* [TASK ITEM]
The required result is every line of the records that includes "configuration".

Items from an interface collection
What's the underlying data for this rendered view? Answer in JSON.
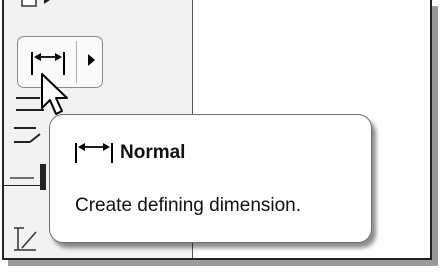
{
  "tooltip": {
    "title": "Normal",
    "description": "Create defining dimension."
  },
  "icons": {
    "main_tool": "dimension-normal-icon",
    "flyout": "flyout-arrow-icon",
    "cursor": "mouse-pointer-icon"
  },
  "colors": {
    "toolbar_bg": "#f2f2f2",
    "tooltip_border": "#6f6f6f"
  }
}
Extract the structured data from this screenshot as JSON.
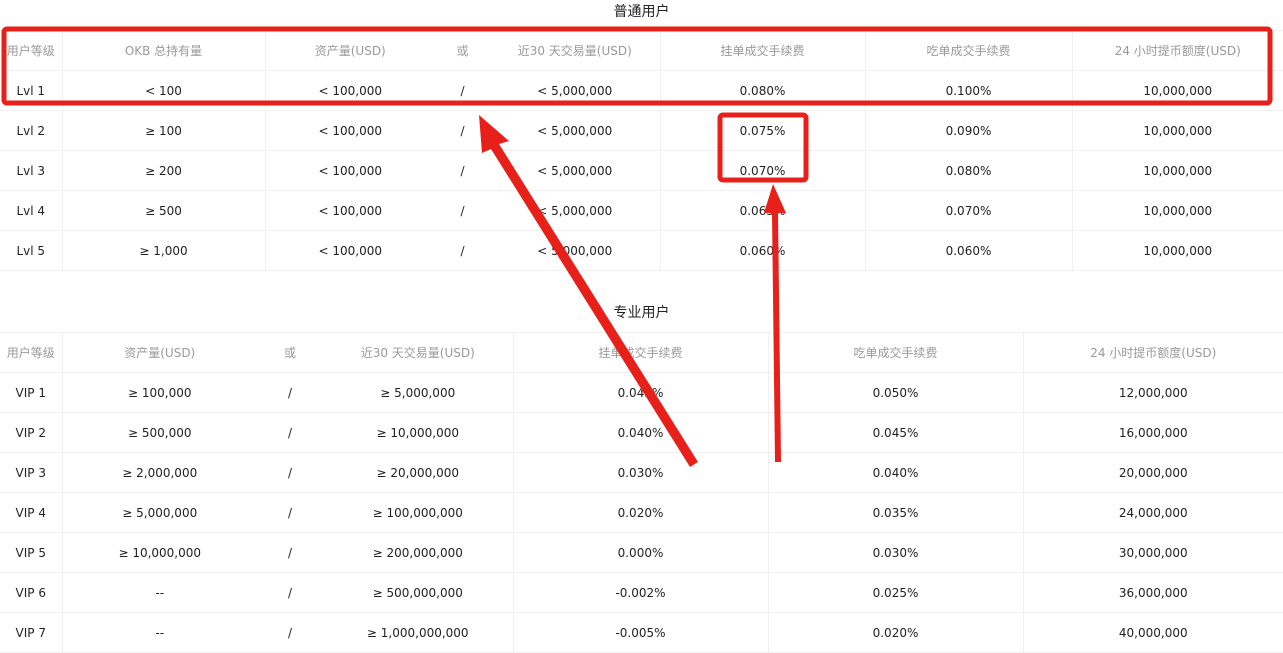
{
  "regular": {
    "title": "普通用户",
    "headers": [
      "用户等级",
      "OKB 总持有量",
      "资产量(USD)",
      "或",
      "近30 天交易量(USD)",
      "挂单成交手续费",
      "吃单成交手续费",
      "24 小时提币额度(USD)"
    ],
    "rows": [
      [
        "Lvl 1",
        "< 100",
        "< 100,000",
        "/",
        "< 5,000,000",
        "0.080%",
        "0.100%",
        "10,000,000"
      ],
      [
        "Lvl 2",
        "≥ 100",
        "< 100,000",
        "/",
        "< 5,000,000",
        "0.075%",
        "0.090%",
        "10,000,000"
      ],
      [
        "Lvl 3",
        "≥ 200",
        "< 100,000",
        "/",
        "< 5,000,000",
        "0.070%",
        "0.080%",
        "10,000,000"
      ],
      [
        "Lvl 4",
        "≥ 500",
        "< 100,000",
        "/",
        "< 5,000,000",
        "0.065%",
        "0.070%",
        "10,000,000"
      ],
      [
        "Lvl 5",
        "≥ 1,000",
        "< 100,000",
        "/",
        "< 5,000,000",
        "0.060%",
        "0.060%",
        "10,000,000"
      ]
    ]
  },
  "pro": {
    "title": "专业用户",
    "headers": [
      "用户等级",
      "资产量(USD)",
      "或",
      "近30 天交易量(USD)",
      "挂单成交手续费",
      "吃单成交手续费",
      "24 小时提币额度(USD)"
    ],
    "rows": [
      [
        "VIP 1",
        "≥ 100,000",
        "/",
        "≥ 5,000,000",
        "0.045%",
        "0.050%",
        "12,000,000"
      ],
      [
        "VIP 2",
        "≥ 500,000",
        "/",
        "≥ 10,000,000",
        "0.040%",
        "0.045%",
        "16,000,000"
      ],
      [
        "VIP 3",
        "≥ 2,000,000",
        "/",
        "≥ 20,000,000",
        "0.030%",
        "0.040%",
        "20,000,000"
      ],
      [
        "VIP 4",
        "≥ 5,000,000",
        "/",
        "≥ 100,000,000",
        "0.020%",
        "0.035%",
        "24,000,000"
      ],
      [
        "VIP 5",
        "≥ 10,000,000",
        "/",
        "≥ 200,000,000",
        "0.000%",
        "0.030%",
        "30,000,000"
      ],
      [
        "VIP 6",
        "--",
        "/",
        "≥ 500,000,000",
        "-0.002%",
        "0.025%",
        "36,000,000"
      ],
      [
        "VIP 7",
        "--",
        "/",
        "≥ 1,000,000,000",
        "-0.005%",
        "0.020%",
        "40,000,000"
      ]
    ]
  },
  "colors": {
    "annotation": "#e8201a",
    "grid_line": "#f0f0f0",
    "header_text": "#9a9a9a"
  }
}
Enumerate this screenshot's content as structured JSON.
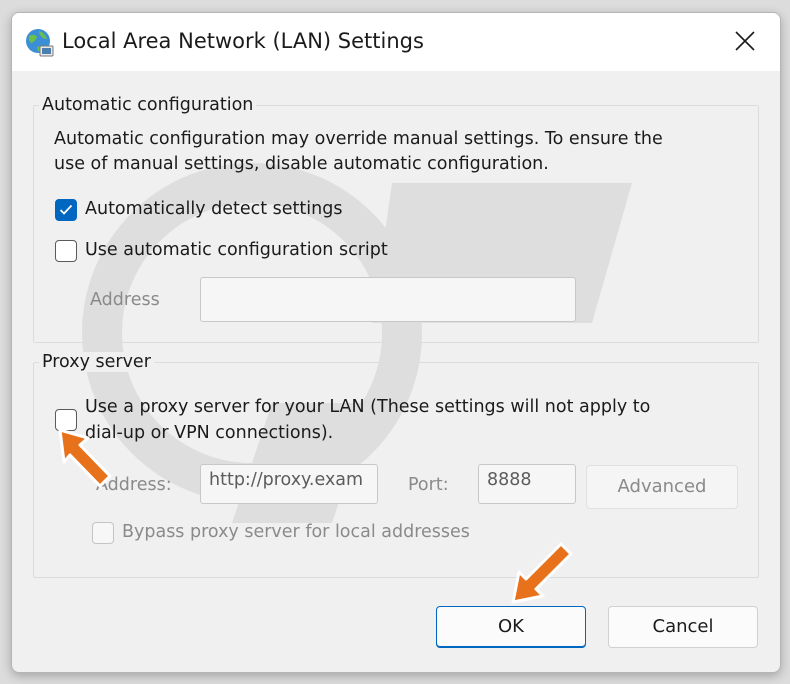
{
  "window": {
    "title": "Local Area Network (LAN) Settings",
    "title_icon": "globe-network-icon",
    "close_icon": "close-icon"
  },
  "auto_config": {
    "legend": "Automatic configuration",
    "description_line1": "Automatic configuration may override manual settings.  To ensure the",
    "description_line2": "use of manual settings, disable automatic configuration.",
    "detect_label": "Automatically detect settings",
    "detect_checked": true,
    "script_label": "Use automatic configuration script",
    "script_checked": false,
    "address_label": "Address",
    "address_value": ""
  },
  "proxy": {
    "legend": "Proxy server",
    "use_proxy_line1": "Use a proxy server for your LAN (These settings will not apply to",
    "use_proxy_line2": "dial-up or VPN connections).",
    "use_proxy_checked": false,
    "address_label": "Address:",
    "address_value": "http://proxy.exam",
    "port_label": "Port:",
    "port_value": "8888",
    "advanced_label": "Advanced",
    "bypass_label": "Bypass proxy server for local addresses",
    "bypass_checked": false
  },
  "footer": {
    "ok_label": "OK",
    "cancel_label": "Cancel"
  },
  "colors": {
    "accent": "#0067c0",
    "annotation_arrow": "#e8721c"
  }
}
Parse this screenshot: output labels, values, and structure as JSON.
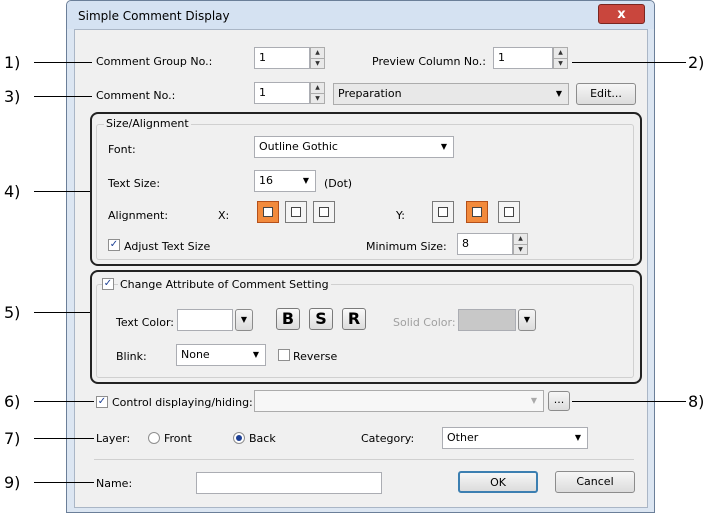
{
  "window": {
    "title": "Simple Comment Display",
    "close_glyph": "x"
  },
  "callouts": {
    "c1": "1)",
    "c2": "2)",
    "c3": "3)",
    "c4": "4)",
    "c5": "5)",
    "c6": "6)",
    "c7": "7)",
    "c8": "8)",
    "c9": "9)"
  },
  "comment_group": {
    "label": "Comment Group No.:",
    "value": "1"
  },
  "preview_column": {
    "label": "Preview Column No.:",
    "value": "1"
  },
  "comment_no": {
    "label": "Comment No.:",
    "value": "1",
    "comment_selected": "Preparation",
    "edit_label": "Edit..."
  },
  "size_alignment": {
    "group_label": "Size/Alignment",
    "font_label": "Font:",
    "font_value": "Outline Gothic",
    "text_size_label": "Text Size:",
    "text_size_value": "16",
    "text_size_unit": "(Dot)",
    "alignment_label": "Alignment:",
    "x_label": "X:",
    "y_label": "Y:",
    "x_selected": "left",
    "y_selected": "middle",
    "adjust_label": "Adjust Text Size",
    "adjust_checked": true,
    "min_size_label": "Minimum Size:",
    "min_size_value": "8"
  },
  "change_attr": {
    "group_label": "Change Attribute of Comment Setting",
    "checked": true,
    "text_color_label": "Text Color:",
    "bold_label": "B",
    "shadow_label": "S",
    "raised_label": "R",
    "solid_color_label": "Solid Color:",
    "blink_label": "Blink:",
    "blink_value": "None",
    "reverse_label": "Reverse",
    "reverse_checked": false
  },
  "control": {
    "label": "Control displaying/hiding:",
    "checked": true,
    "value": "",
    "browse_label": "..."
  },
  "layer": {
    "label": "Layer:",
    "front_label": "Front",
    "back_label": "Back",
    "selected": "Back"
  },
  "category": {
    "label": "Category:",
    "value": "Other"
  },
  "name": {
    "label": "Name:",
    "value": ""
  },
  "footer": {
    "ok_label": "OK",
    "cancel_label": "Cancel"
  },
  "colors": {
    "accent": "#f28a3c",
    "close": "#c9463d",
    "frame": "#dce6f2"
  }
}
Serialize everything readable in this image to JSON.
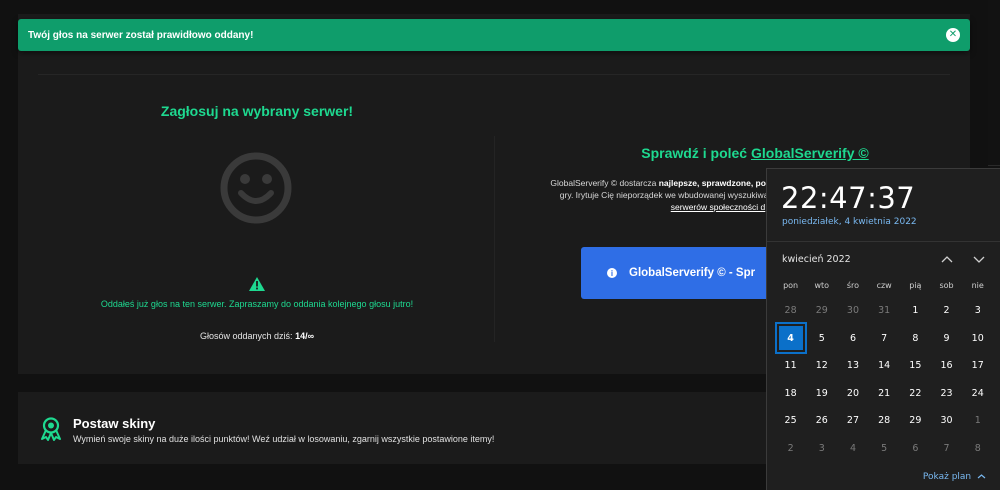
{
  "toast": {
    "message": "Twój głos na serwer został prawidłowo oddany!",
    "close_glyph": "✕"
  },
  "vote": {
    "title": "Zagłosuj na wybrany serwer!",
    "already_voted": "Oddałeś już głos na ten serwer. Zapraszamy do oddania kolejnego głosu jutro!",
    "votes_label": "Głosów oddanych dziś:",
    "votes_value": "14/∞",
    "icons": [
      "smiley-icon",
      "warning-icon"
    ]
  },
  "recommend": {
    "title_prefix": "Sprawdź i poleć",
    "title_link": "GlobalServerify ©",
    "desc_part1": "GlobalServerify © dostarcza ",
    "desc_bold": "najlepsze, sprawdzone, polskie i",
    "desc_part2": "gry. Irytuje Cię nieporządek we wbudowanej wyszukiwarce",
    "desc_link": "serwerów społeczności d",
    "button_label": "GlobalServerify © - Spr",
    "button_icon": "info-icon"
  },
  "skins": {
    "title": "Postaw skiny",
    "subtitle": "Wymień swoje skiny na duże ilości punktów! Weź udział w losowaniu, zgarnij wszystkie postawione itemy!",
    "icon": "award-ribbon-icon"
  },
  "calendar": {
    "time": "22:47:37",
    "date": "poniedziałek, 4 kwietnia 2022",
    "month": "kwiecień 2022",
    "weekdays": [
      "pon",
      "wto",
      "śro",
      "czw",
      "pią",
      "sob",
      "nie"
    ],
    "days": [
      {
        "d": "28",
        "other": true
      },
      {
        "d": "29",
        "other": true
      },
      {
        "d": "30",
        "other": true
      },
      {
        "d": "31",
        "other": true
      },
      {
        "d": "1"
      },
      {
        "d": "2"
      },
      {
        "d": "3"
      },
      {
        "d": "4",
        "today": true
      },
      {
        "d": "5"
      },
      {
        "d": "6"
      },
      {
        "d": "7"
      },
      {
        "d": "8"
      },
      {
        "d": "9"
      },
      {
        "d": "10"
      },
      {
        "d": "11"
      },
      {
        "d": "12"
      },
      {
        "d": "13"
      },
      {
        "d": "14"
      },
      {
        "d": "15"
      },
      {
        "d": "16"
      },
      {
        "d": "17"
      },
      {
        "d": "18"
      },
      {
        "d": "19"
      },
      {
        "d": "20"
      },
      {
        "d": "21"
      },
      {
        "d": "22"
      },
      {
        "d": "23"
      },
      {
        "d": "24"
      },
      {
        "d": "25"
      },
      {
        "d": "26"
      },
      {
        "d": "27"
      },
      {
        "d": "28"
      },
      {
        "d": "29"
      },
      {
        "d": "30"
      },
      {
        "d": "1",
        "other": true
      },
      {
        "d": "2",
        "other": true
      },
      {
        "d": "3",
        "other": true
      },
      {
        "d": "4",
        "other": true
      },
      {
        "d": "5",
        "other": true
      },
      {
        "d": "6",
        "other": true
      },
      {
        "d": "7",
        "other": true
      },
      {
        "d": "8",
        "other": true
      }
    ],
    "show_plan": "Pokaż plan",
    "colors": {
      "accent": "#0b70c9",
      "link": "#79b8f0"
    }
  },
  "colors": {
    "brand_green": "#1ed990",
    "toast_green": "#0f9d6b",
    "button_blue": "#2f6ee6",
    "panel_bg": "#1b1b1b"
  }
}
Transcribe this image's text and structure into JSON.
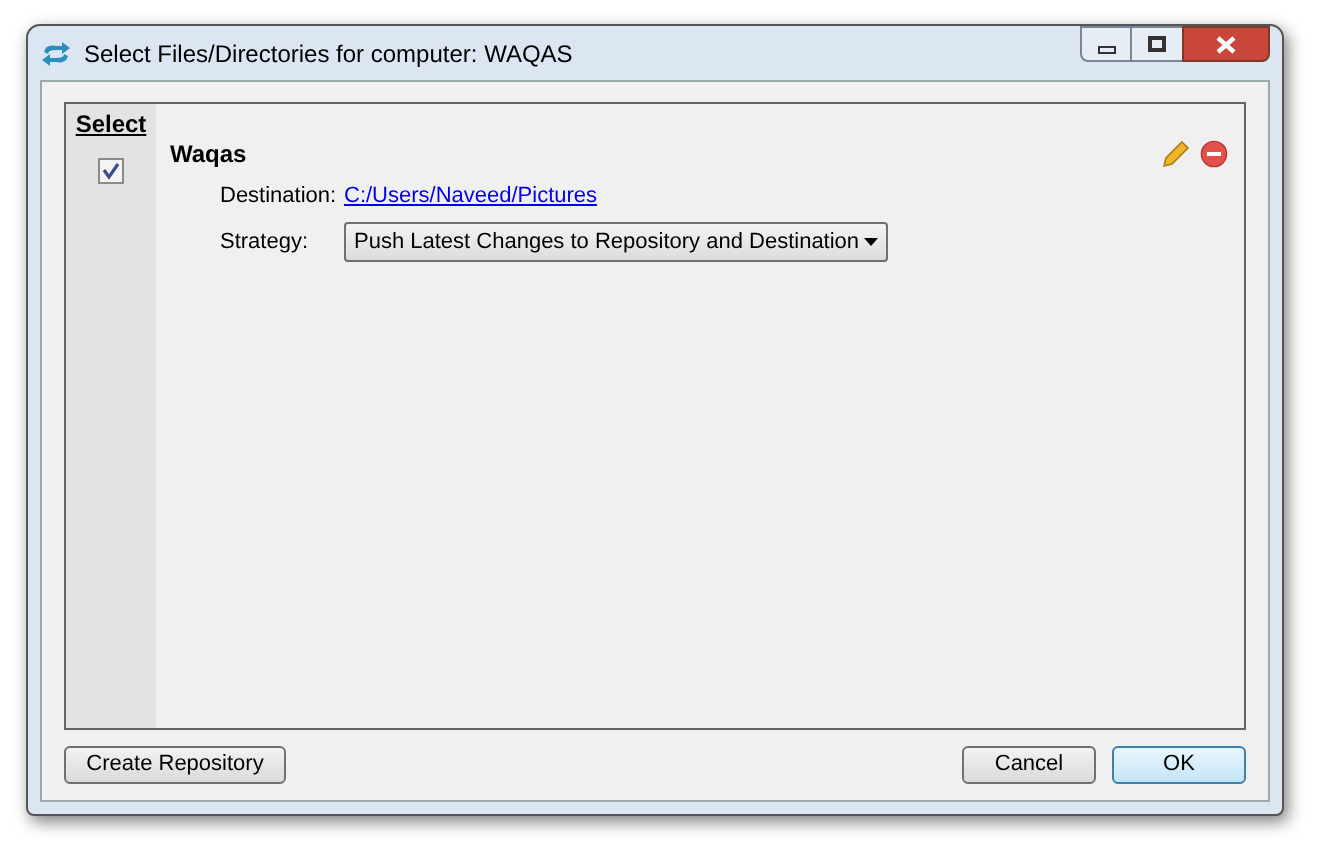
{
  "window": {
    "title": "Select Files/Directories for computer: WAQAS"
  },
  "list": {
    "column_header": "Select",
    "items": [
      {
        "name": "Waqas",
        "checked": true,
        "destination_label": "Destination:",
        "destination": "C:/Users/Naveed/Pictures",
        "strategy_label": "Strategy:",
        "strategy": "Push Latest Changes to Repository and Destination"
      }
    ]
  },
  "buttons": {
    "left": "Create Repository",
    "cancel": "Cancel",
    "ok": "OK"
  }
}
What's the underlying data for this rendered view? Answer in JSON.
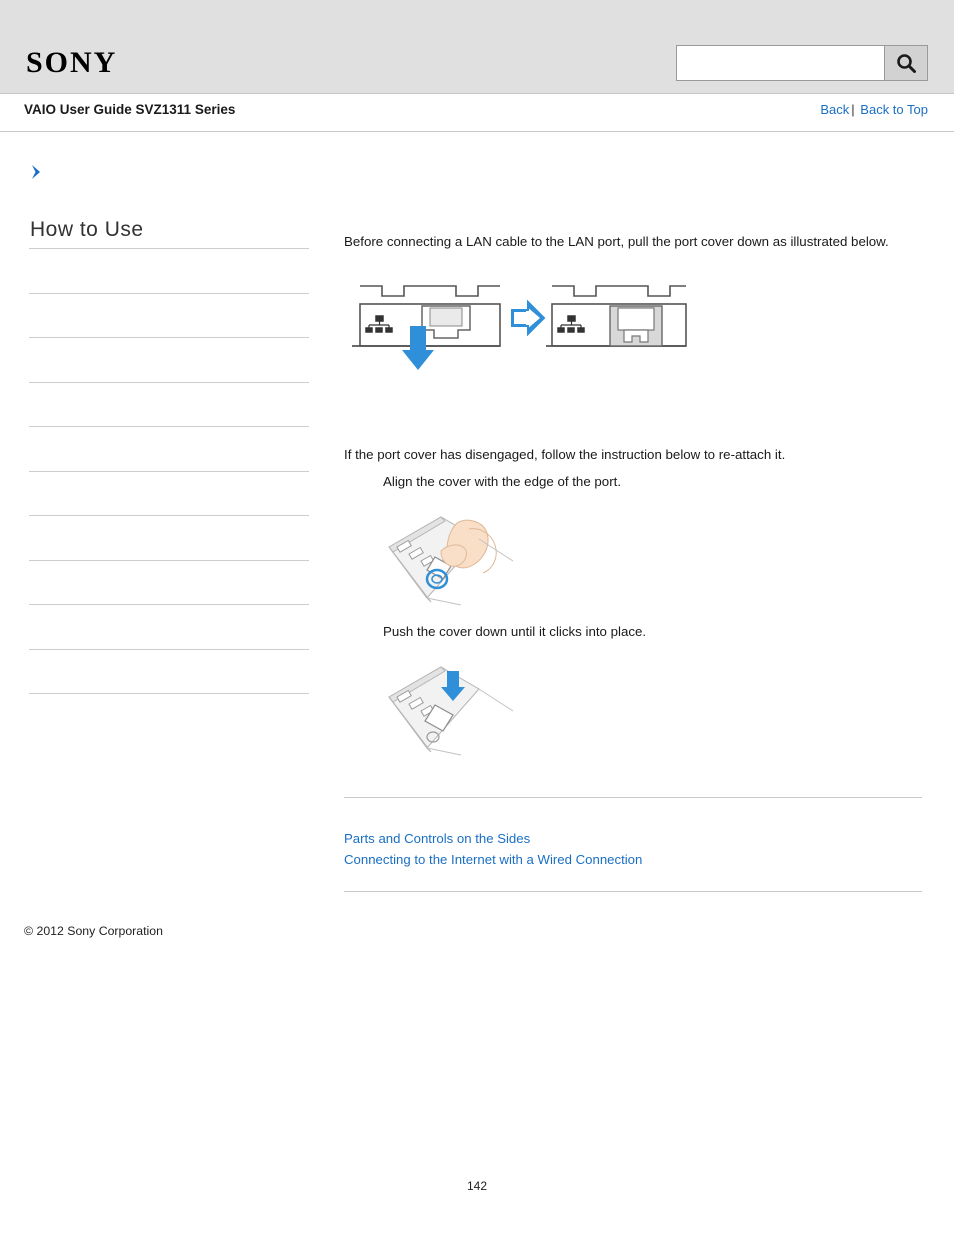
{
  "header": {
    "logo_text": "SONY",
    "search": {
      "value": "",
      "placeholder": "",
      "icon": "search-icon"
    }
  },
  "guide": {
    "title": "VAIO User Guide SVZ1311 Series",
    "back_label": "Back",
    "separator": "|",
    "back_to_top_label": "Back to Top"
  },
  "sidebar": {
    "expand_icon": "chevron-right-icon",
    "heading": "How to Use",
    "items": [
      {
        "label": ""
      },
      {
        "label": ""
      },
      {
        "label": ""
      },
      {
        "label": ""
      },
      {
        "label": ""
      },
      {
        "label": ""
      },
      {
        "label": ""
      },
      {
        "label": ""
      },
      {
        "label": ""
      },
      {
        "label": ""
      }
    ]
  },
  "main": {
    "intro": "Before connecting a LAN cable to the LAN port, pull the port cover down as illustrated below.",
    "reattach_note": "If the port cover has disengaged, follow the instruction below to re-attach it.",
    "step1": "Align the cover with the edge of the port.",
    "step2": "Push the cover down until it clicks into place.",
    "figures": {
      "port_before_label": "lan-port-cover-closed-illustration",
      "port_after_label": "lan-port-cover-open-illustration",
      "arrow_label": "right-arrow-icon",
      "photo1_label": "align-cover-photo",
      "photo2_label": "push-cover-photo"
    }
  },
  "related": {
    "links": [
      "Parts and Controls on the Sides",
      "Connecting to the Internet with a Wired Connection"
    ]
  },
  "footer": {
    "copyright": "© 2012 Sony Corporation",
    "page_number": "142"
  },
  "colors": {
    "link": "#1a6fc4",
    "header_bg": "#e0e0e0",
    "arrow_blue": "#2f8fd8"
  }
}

* [ANSWER FOR THIS EXERCISE]
    "legend": "Automatic configuration",
    "description_line1": "Automatic configuration may override manual settings.  To ensure the",
    "description_line2": "use of manual settings, disable automatic configuration.",
    "script_label": "Use automatic configuration script",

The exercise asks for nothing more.